**YOUR TASK:** Copy every line below that has the word "beans" in it.
• • • • •
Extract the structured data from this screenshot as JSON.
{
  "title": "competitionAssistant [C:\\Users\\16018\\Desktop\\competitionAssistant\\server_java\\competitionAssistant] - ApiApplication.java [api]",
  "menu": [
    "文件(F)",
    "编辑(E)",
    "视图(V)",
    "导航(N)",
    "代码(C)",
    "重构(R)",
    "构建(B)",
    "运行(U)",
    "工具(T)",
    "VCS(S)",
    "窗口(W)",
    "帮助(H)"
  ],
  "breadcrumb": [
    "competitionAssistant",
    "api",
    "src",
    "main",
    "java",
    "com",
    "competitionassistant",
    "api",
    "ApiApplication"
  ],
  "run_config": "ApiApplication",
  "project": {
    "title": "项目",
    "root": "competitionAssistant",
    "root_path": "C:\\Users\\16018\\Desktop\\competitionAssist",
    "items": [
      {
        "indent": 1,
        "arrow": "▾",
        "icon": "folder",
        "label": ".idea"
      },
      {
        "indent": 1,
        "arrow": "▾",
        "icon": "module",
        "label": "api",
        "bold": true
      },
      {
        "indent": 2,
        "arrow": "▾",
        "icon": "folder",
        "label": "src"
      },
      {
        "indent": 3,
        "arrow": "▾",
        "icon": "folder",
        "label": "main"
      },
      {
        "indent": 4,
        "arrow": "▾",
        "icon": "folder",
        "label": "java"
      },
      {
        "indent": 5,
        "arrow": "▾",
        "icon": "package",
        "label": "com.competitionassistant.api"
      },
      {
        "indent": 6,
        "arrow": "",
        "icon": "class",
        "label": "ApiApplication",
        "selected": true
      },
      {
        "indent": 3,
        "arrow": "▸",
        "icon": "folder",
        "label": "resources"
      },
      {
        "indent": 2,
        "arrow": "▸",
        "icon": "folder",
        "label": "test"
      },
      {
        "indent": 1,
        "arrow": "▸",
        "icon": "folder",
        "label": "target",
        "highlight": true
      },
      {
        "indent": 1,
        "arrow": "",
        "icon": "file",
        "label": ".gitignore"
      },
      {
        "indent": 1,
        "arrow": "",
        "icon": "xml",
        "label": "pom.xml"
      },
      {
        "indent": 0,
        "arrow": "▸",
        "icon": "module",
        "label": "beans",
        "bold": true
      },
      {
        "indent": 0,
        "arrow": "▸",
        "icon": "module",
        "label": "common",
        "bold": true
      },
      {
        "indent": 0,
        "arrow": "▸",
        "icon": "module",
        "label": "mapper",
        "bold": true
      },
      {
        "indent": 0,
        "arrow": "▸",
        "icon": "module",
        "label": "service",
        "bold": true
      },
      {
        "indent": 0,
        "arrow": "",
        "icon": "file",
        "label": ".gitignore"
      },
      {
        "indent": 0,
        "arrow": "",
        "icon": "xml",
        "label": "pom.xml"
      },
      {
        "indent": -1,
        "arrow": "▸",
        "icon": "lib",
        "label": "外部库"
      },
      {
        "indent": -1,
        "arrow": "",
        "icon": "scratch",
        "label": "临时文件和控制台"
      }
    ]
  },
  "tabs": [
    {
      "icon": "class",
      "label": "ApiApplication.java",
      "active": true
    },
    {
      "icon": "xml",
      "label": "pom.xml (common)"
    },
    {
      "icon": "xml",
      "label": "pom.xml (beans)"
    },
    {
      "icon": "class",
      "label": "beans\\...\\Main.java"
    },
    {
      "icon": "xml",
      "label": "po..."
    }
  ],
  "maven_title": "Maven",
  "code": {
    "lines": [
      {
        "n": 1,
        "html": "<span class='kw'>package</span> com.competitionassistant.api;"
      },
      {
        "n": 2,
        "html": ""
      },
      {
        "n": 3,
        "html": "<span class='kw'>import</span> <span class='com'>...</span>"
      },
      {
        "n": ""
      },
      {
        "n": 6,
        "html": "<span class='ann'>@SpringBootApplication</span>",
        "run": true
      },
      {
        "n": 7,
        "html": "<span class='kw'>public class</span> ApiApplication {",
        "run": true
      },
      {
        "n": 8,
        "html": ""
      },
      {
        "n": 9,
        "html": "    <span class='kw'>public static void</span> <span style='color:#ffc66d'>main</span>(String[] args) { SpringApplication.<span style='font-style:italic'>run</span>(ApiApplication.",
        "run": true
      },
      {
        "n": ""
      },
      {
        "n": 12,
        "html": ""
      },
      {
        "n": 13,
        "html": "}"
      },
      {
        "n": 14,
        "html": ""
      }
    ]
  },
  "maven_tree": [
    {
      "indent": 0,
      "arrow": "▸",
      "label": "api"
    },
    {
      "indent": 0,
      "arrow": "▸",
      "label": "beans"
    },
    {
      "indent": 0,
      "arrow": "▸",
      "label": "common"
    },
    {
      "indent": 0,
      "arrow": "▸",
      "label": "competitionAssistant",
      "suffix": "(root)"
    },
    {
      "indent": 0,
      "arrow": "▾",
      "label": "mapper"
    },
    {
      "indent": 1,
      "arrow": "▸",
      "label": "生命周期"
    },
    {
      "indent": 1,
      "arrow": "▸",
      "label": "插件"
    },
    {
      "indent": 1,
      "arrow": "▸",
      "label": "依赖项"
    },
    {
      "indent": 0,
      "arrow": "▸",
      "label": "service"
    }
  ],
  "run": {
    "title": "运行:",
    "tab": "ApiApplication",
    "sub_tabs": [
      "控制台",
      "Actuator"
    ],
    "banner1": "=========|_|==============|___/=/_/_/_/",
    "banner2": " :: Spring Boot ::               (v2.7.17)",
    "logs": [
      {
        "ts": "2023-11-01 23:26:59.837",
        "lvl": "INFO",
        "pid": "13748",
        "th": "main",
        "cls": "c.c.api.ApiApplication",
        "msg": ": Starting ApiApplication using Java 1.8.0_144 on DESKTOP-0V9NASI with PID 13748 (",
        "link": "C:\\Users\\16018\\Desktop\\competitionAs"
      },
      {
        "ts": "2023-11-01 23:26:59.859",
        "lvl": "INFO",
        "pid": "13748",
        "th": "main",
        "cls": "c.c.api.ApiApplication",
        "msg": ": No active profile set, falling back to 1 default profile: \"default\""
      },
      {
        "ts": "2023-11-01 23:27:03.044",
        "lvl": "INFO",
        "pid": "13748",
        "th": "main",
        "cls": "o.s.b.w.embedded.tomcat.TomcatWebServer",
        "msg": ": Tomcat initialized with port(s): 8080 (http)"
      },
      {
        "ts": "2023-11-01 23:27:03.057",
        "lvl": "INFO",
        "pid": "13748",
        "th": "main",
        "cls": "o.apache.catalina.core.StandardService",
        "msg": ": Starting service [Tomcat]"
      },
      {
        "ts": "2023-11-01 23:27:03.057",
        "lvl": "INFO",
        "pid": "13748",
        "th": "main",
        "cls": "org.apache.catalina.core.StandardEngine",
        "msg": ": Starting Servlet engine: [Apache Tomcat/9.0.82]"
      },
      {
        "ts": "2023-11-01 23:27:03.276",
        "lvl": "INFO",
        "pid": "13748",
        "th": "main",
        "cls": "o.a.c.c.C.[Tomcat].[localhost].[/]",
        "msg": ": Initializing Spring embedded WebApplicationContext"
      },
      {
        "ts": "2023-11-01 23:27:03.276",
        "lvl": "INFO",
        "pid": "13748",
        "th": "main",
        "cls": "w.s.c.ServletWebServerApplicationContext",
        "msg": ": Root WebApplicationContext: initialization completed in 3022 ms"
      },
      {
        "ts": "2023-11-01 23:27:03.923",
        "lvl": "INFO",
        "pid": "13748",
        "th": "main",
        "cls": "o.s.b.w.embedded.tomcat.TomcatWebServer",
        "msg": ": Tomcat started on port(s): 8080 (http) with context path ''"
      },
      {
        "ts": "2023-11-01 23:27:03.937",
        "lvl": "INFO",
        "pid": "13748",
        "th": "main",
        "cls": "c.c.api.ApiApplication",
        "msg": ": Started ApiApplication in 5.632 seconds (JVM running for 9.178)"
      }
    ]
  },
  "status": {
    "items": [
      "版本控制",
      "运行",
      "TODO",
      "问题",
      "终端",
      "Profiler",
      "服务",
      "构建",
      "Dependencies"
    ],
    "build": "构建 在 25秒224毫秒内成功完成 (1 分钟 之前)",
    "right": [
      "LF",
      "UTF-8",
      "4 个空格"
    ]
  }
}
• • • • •
**WRITTEN ANSWER:**
        "label": "beans",
      "label": "pom.xml (beans)"
      "label": "beans\\...\\Main.java"
      "label": "beans"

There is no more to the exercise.